To avoid this in alternate security environments, it would be critical that the networks lack interoperability. Imagine if you will a virtual version of the pumps at gas stations that offer both diesel and regular gasoline. You can’t even fit the diesel nozzle into a regular gas tank. It’s idiot-proof. If you don’t provide that kind of barrier on your new system, you would always be susceptible to human error. All users would need to adopt the same standards.
The trend toward cloud computing and new environments could present an opportunity to begin trying and testing new architectures.
U.S. innovation and ingenuity created the Internet, which is now a global phenomenon that has provided tremendous opportunities. With it, however, have come tremendous security challenges to certain users. For them, the current system will never be good enough. But it’s too late to disconnect.
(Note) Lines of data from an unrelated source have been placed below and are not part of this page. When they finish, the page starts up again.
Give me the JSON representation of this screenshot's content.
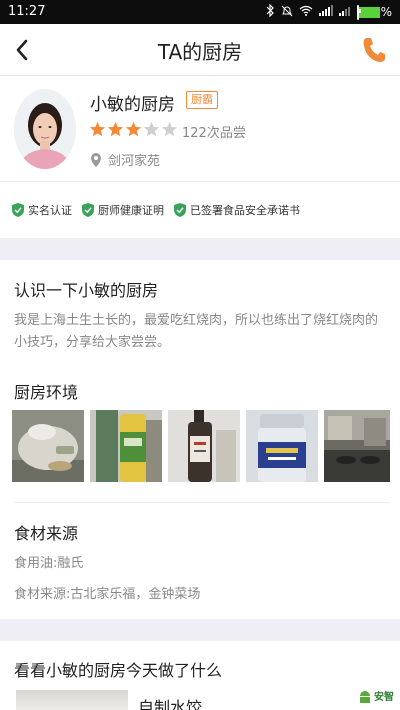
{
  "status_bar": {
    "time": "11:27",
    "battery": "94%"
  },
  "header": {
    "title": "TA的厨房"
  },
  "profile": {
    "name": "小敏的厨房",
    "badge": "厨霸",
    "rating_stars": 3,
    "rating_max": 5,
    "taste_count": "122次品尝",
    "location": "剑河家苑"
  },
  "certifications": [
    "实名认证",
    "厨师健康证明",
    "已签署食品安全承诺书"
  ],
  "intro": {
    "title": "认识一下小敏的厨房",
    "text": "我是上海土生土长的，最爱吃红烧肉，所以也练出了烧红烧肉的小技巧，分享给大家尝尝。"
  },
  "environment": {
    "title": "厨房环境"
  },
  "ingredients": {
    "title": "食材来源",
    "oil": "食用油:融氏",
    "source": "食材来源:古北家乐福，金钟菜场"
  },
  "today": {
    "title": "看看小敏的厨房今天做了什么",
    "dish_title": "自制水饺"
  },
  "watermark": "安智",
  "colors": {
    "accent": "#f08a38",
    "green": "#3aa35a",
    "star_off": "#cfcfcf"
  }
}
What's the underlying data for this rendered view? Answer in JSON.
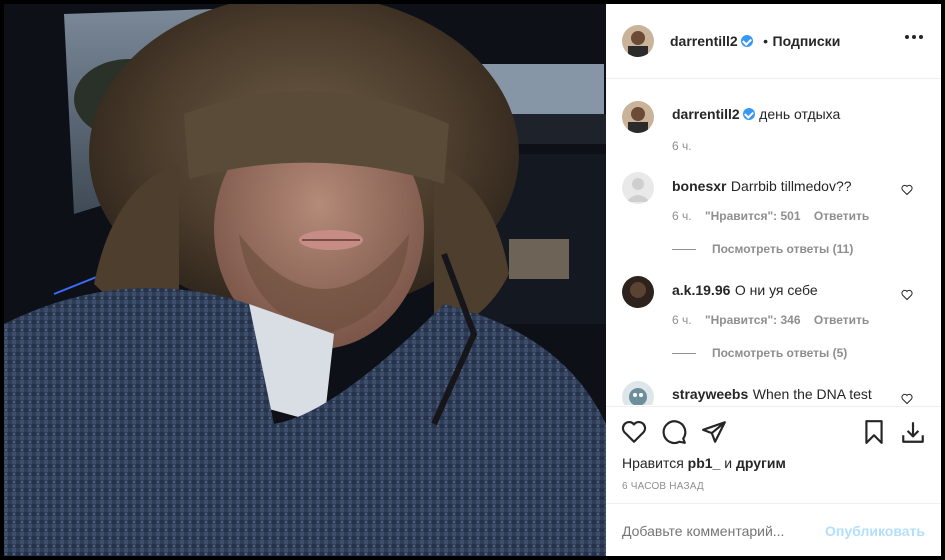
{
  "post": {
    "username": "darrentill2",
    "follow_separator": "•",
    "following_label": "Подписки",
    "caption_username": "darrentill2",
    "caption_text": "день отдыха",
    "caption_time": "6 ч."
  },
  "comments": [
    {
      "username": "bonesxr",
      "text": "Darrbib tillmedov??",
      "time": "6 ч.",
      "likes": "\"Нравится\": 501",
      "reply": "Ответить",
      "view_replies": "Посмотреть ответы (11)"
    },
    {
      "username": "a.k.19.96",
      "text": "О ни  уя себе",
      "time": "6 ч.",
      "likes": "\"Нравится\": 346",
      "reply": "Ответить",
      "view_replies": "Посмотреть ответы (5)"
    },
    {
      "username": "strayweebs",
      "text": "When the DNA test"
    }
  ],
  "likes_line": {
    "prefix": "Нравится",
    "user": "pb1_",
    "middle": "и",
    "others": "другим"
  },
  "timestamp": "6 ЧАСОВ НАЗАД",
  "add_comment": {
    "placeholder": "Добавьте комментарий...",
    "publish": "Опубликовать"
  },
  "colors": {
    "verified": "#3897f0",
    "publish": "#b2dffc",
    "muted": "#8e8e8e",
    "text": "#262626"
  },
  "icons": [
    "more-icon",
    "verified-icon",
    "heart-icon",
    "comment-icon",
    "share-icon",
    "bookmark-icon",
    "download-icon"
  ]
}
It’s not possible to be offline anymore, and there’s currently no alternative.
I don’t have the answers about how to build greater choices in the security architectures used today, but I do feel strongly that the discussions must begin now. I’ll leave the solution to the potential customers, the technologists, and the entrepreneurs. I’ve outlined just a few of the issues that should be considered. But I challenge you to continue the discussion about whether there is a need and enough demand to develop alternate networked environments that rely less on playing defense, and rely more on discovering and capturing threat actors so they change their own risk calculus on whether cyber crime pays.
We must continue to push forward, because our adversaries are relentless. They want our money, our property, and our secrets, and some seek to harm us well beyond that. Together, we can turn the tide against them and bolster the security of our nation’s information, networks, and infrastructure. Thank you. (Source: http://www.fbi.gov/news/speeches/responding-to-the-cyber-threat)